Creative works

Benefits
  • Development of new media opens new opportunities.
  • The rise in social media means some formats, like recorded performance, are now far easier to disseminate world wide.
  • It is easier to engage a wider audience, beyond academia, and demonstrate public engagement or social impact.
Drawbacks
  • Output from research-active performance or live arts departments is often technically complex, multimedia data. Commonly this valuable work is the only remaining trace of ephemeral events, so there are concerns about holding a permanent record.
  • It can be difficult to archive and share with others over time, as technical formats change.
  • It can be a problem to deposit outputs in institutional repositories, because of the format and size of files.
  • Citation counts are difficult to measure.
An artist's point of view

Steve Dutton Professor of Creative Practice at Coventry University, talks about promoting work in the visual arts. When you are watching it, think about whether any of the advice he gives is true for your own discipline as well. Steve mentions Axis, the Contempory Arts Database.

Promoting Your Work in the Visual Arts

Copyright ©2013 East Midlands Research Group

Steve Dutton Professor of Creative Practice at Coventry University, talks about promoting work in the visual arts. When you are watching it, think about whether any of the advice he gives is true for your own discipline as well. Steve mentions Axis, the Contempory Arts Database.

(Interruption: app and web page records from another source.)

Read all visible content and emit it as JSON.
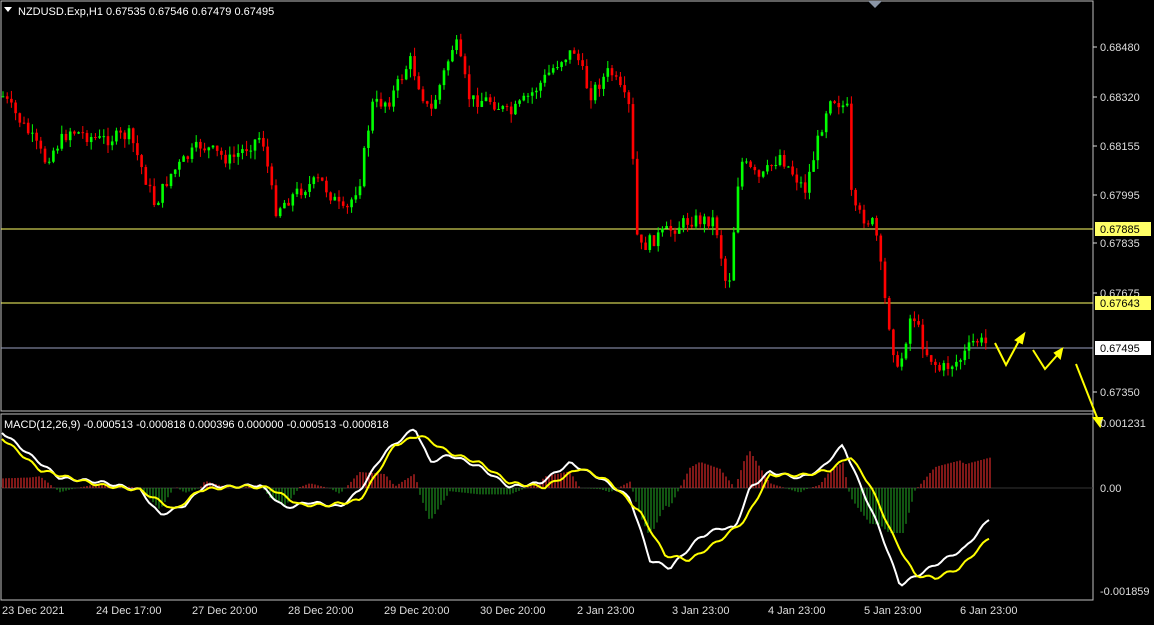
{
  "header": {
    "symbol_line": "NZDUSD.Exp,H1  0.67535 0.67546 0.67479 0.67495",
    "macd_line": "MACD(12,26,9) -0.000513 -0.000818 0.000396 0.000000 -0.000513 -0.000818"
  },
  "colors": {
    "background": "#000000",
    "bull": "#00ff00",
    "bear": "#ff0000",
    "grid": "#c0c0c0",
    "hline_yellow": "#ffff66",
    "hline_grey": "#9aa0c0",
    "macd_main": "#ffffff",
    "macd_signal": "#ffff00",
    "hist_pos": "#ff3030",
    "hist_neg": "#22aa22"
  },
  "price_axis": {
    "ticks": [
      "0.68480",
      "0.68320",
      "0.68155",
      "0.67995",
      "0.67835",
      "0.67675",
      "0.67350"
    ],
    "levels": [
      {
        "label": "0.67885",
        "style": "yellow"
      },
      {
        "label": "0.67643",
        "style": "yellow"
      },
      {
        "label": "0.67495",
        "style": "current"
      }
    ]
  },
  "macd_axis": {
    "ticks": [
      "0.001231",
      "0.00",
      "-0.001859"
    ]
  },
  "time_axis": {
    "labels": [
      "23 Dec 2021",
      "24 Dec 17:00",
      "27 Dec 20:00",
      "28 Dec 20:00",
      "29 Dec 20:00",
      "30 Dec 20:00",
      "2 Jan 23:00",
      "3 Jan 23:00",
      "4 Jan 23:00",
      "5 Jan 23:00",
      "6 Jan 23:00"
    ]
  },
  "projection_icon": "yellow-zigzag-arrows"
}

Creative Commons License
PILOT - Communication by Marion Kelt, GCU, Imperial College, London and East Midlands Research Group is licensed under a Creative Commons Attribution-NonCommercial-ShareAlike 4.0 International License.